  Some parents might not bring their kids just to see a short fireworks show, Fernandez said. There might have to be something else going on – some kind of entertainment.

  Bennett said that to make up that kind of money, she’d have to either cut staff or cut events (and refund money in relation to those cancelled events).

  There’s also a cost analysis that needs to be done for every event that the BID does. If something is costing $20,000, for example, then the businesses should be getting that much profit, they said.

Fireworks Deal

  There was a special Township Council meeting on March 13 for a fire budget vote. The BID requested that the council take action on their budget then. Sometime between the March 6 BID meeting and the March 13 Township Council meeting, a deal was struck where there would be five fireworks shows. The council then passed a resolution to later have a public hearing on the budget.

  During this meeting, Ciccozzi said “the BID was held hostage to put fireworks in. It’s not the township’s money.”

  As someone who owns property downtown, he said that for years the only thing keeping downtown going was the fact that it was the county seat. Now, special events bring hundreds of thousands of people. “This is the best I’ve ever seen downtown.”

  Bennett gave a prepared speech at the meeting. “With the support from our mayor and council, we are thrilled to unveil plans for over 68 permitted events, alongside five firework shows, to grace the heart of our beloved Downtown this year,” she said. “As we embark on this exciting journey, we extend our appreciation to the mayor and council for their support and commitment to the revitalization of Downtown Toms River. It is through our collaborative efforts and shared vision that we can truly make a difference and create a Downtown that we can all be proud of.”

  After the meeting, Bennett said that the money for the fireworks will come from increased sponsorships and that no jobs or other events will get cut.

  “I’m pleased they listened to reason and are headed in the right direction,” Rodrick said after the meeting. “Fireworks shows will supercharge the economy south of Route 37. I bet they’ll do 10 next year.”

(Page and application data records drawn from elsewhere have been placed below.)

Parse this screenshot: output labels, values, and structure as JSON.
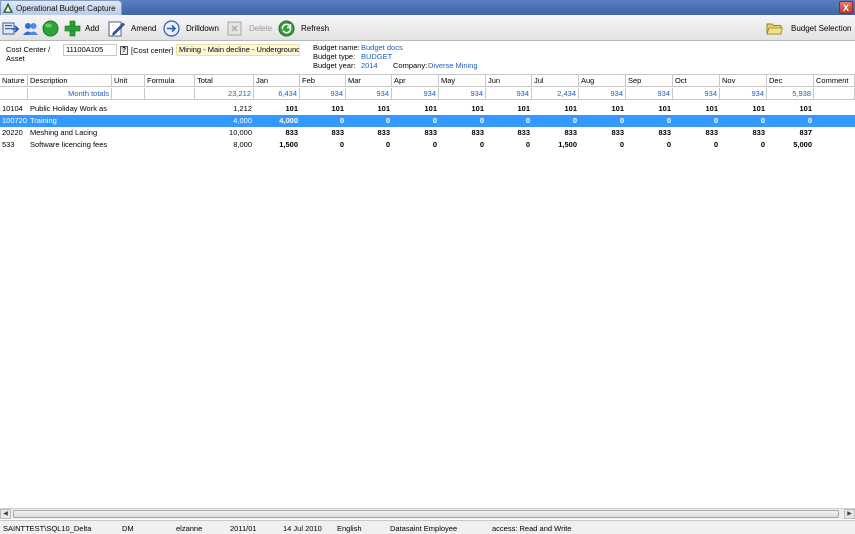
{
  "window": {
    "title": "Operational Budget Capture",
    "close_label": "X"
  },
  "toolbar": {
    "add_label": "Add",
    "amend_label": "Amend",
    "drilldown_label": "Drilldown",
    "delete_label": "Delete",
    "refresh_label": "Refresh",
    "budget_selection_label": "Budget Selection"
  },
  "header": {
    "cost_center_label": "Cost Center  /",
    "asset_label": "Asset",
    "cost_center_value": "11100A105",
    "lookup_label": "?",
    "cost_center_type": "[Cost center]",
    "cost_center_desc": "Mining - Main decline - Underground -",
    "budget_name_label": "Budget name:",
    "budget_name": "Budget docs",
    "budget_type_label": "Budget type:",
    "budget_type": "BUDGET",
    "budget_year_label": "Budget year:",
    "budget_year": "2014",
    "company_label": "Company:",
    "company": "Diverse Mining"
  },
  "grid": {
    "columns": [
      "Nature",
      "Description",
      "Unit",
      "Formula",
      "Total",
      "Jan",
      "Feb",
      "Mar",
      "Apr",
      "May",
      "Jun",
      "Jul",
      "Aug",
      "Sep",
      "Oct",
      "Nov",
      "Dec",
      "Comment"
    ],
    "totals": {
      "label": "Month totals",
      "total": "23,212",
      "months": [
        "6,434",
        "934",
        "934",
        "934",
        "934",
        "934",
        "2,434",
        "934",
        "934",
        "934",
        "934",
        "5,938"
      ]
    },
    "rows": [
      {
        "nature": "10104",
        "description": "Public Holiday Work as",
        "total": "1,212",
        "months": [
          "101",
          "101",
          "101",
          "101",
          "101",
          "101",
          "101",
          "101",
          "101",
          "101",
          "101",
          "101"
        ],
        "selected": false
      },
      {
        "nature": "100720",
        "description": "Training",
        "total": "4,000",
        "months": [
          "4,000",
          "0",
          "0",
          "0",
          "0",
          "0",
          "0",
          "0",
          "0",
          "0",
          "0",
          "0"
        ],
        "selected": true
      },
      {
        "nature": "20220",
        "description": "Meshing and Lacing",
        "total": "10,000",
        "months": [
          "833",
          "833",
          "833",
          "833",
          "833",
          "833",
          "833",
          "833",
          "833",
          "833",
          "833",
          "837"
        ],
        "selected": false
      },
      {
        "nature": "533",
        "description": "Software licencing fees",
        "total": "8,000",
        "months": [
          "1,500",
          "0",
          "0",
          "0",
          "0",
          "0",
          "1,500",
          "0",
          "0",
          "0",
          "0",
          "5,000"
        ],
        "selected": false
      }
    ]
  },
  "status_bar": {
    "server": "SAINTTEST\\SQL10_Delta",
    "module": "DM",
    "user": "elzanne",
    "period": "2011/01",
    "date": "14 Jul 2010",
    "language": "English",
    "company": "Datasaint Employee",
    "access": "access: Read and Write"
  },
  "colors": {
    "selection": "#3399ff",
    "link_blue": "#1f5fb8",
    "titlebar": "#3f63a8"
  }
}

  He noted that there are Wednesday night fireworks at the boardwalk in Seaside Heights, and this could pull vacationers downtown.